Columbia Sportswear just beat earnings expectations for the first quarter, largely driven by its Sorel brand.
The Portland, Ore.-based company on Thursday reported a net income growth of 20% to $66.8 million in Q1, with diluted earnings per share of $1.03. This beat expectations of analysts surveyed by Yahoo Finance that predicted earnings of $0.86. Net sales increased 22% to $761.5 million, compared to Q1 of 2021.
Sales at Sorel jumped 37% to $63.6 million, driven by a strong mix in wholesale and DTC channels. In a call with investors, Columbia CEO Tim Boyle said that the brand’s new sneaker styles and wedges “contributed to phenomenal demand and brand heat.” As such, Columbia plans to invest more deeply in product and demand creation to help Sorel become a $1 billion brand.
Most of Sorel’s product — around 70% — is designed for women, Boyle said. And while winter merchandise did well throughout Q1, most of the growth is being led by sneakers and wedges.
“The opportunity globally to increase the revenue on Sorel is going to be led by the sneaker and the fashion styles,” Boyle said. “The future will be a much higher women’s component and much more sneaker and fashion footwear.”
In sneakers, Sorel’s Kinetic Impact lace style was the top selling style on Sorel.com.
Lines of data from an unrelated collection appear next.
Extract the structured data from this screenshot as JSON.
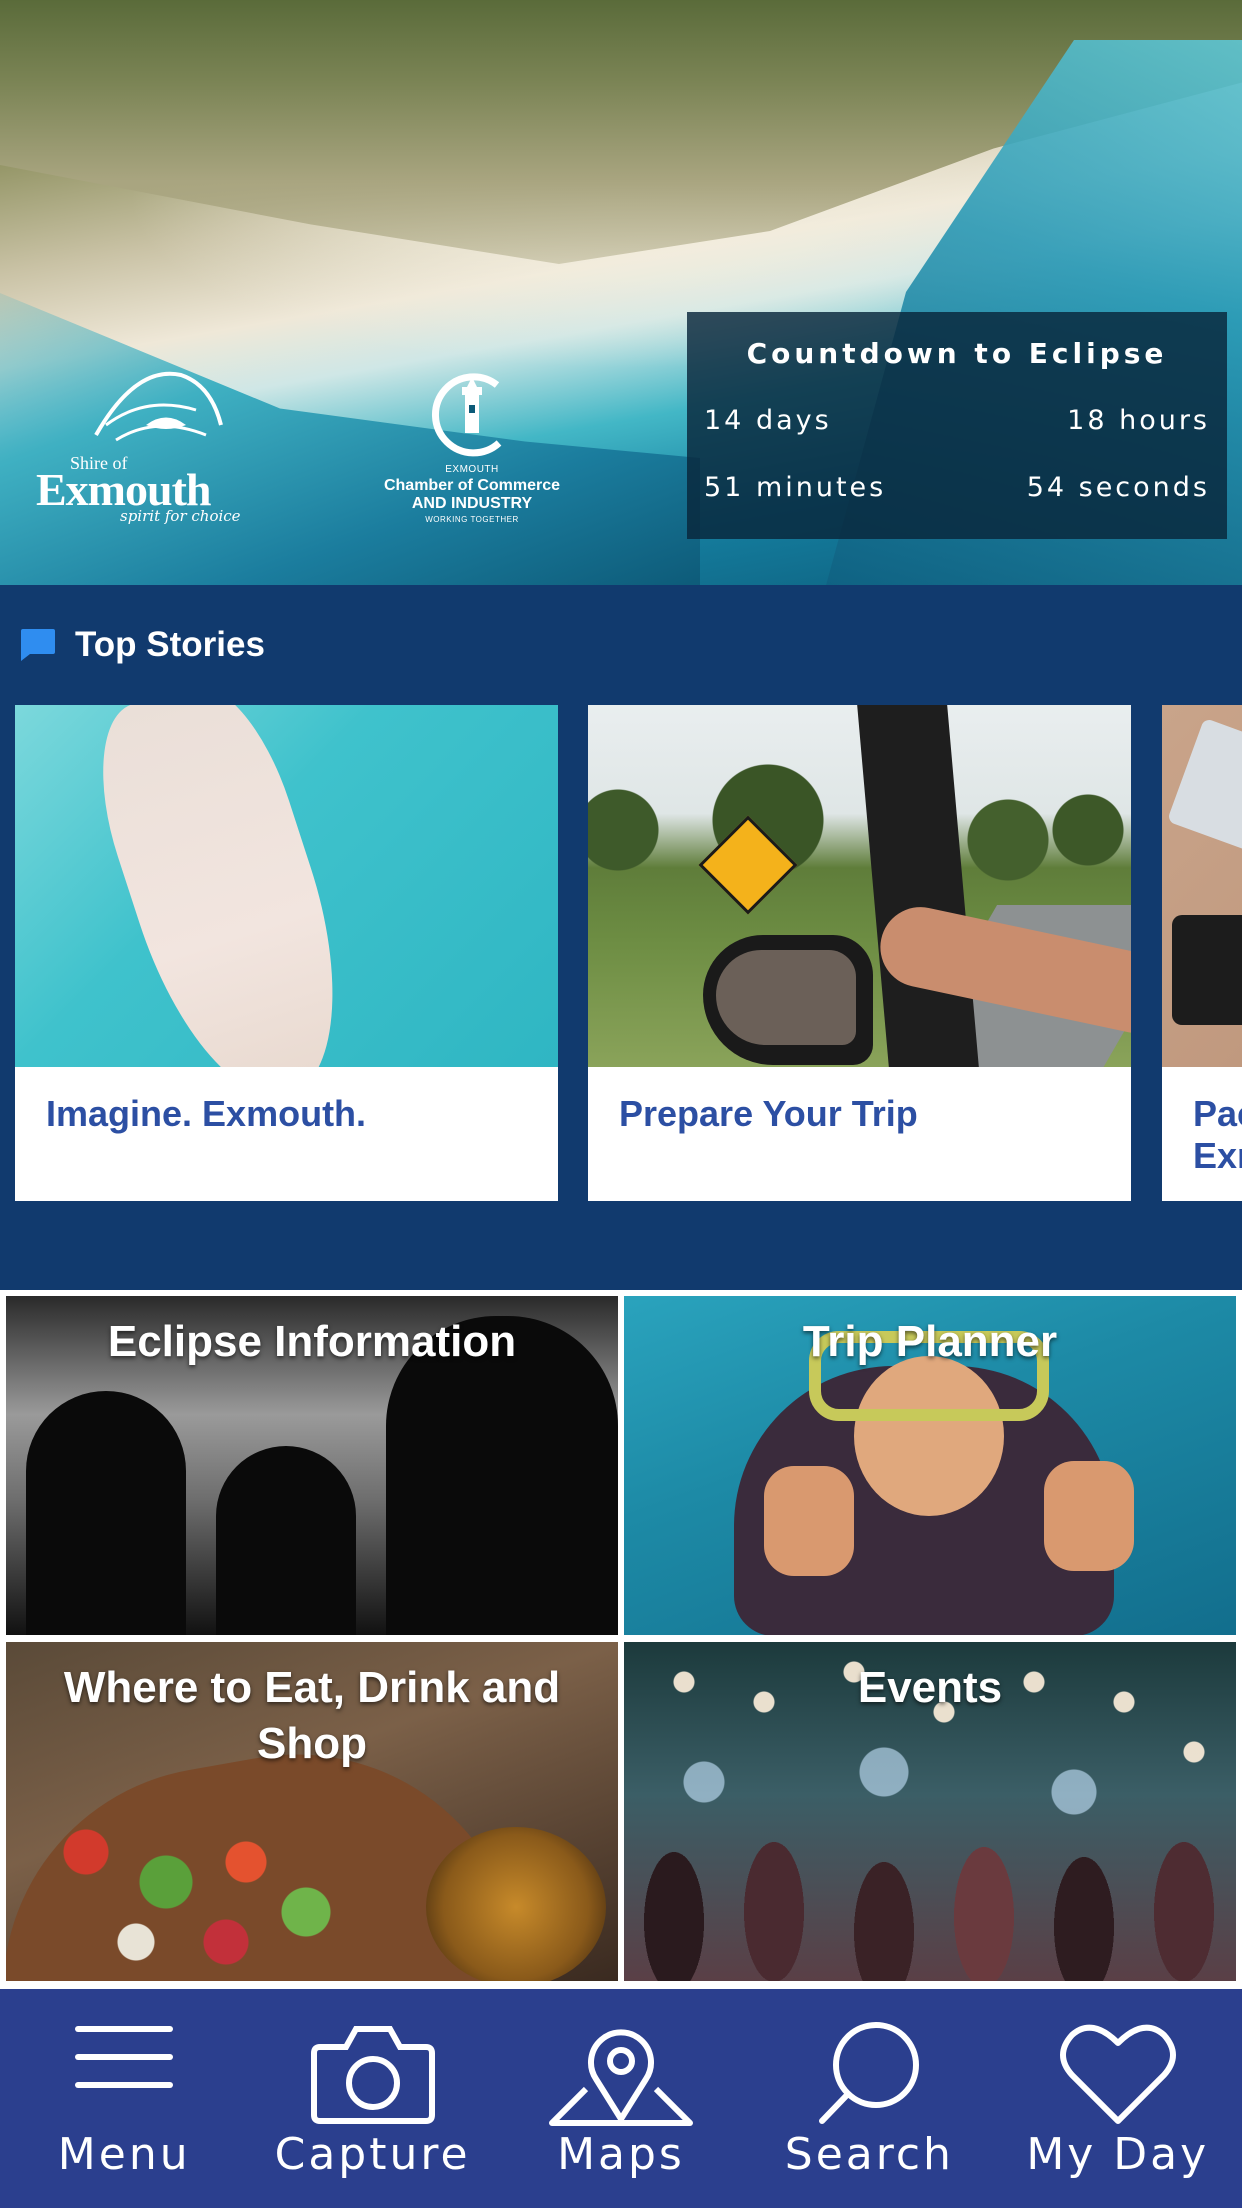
{
  "hero": {
    "shire_logo": {
      "small": "Shire of",
      "name": "Exmouth",
      "tagline": "spirit for choice"
    },
    "chamber_logo": {
      "small": "EXMOUTH",
      "line1": "Chamber of Commerce",
      "line2": "AND INDUSTRY",
      "tiny": "WORKING TOGETHER"
    },
    "countdown": {
      "title": "Countdown to Eclipse",
      "days": "14 days",
      "hours": "18 hours",
      "minutes": "51 minutes",
      "seconds": "54 seconds"
    }
  },
  "top_stories": {
    "heading": "Top Stories",
    "icon": "chat-bubble-icon",
    "cards": [
      {
        "label": "Imagine. Exmouth."
      },
      {
        "label": "Prepare Your Trip"
      },
      {
        "label": "Pac\nExm"
      }
    ]
  },
  "tiles": [
    {
      "title": "Eclipse Information"
    },
    {
      "title": "Trip Planner"
    },
    {
      "title": "Where to Eat, Drink and Shop"
    },
    {
      "title": "Events"
    }
  ],
  "nav": {
    "items": [
      {
        "label": "Menu",
        "icon": "menu-icon"
      },
      {
        "label": "Capture",
        "icon": "camera-icon"
      },
      {
        "label": "Maps",
        "icon": "map-pin-icon"
      },
      {
        "label": "Search",
        "icon": "search-icon"
      },
      {
        "label": "My Day",
        "icon": "heart-icon"
      }
    ]
  },
  "colors": {
    "stories_bg": "#113a6e",
    "card_text": "#2c4fa3",
    "nav_bg": "#2b3f8e",
    "accent_blue": "#2f8df0"
  }
}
The brand’s success in the wedge category was largely driven by the Out ‘N About collection, as consumer habits changed to involve more time spent outside in social settings.
Sorel also launched an apparel and footwear collaboration with prAna, another one of Columbia’s brands, which included sneakers and sandals styles. In January, Sorel entered the adaptive footwear market, reimagining three of its best-selling styles for Zappos Adaptive, the online shoe retailer’s platform for adaptive fashion items.
However, Sorel is not immune to supply chain problems plaguing the industry, especially as it related to inventory. Boyle noted that there are fewer factories with the capabilities to create Sorel’s unique style of wedges, compared with sneaker factories, which are more common. As a result, the company is looking to build out its production relationships with Asian partners throughout 2023 to make sure it is in a good inventory position.
Columbia branded footwear is also showing encouraging results. Including Sorel, Columbia brought in a collective $195.6 million in footwear sales revenue in Q1. For fiscal year 2022, Columbia expects footwear growth in the mid-20% range across Columbia footwear and Sorel.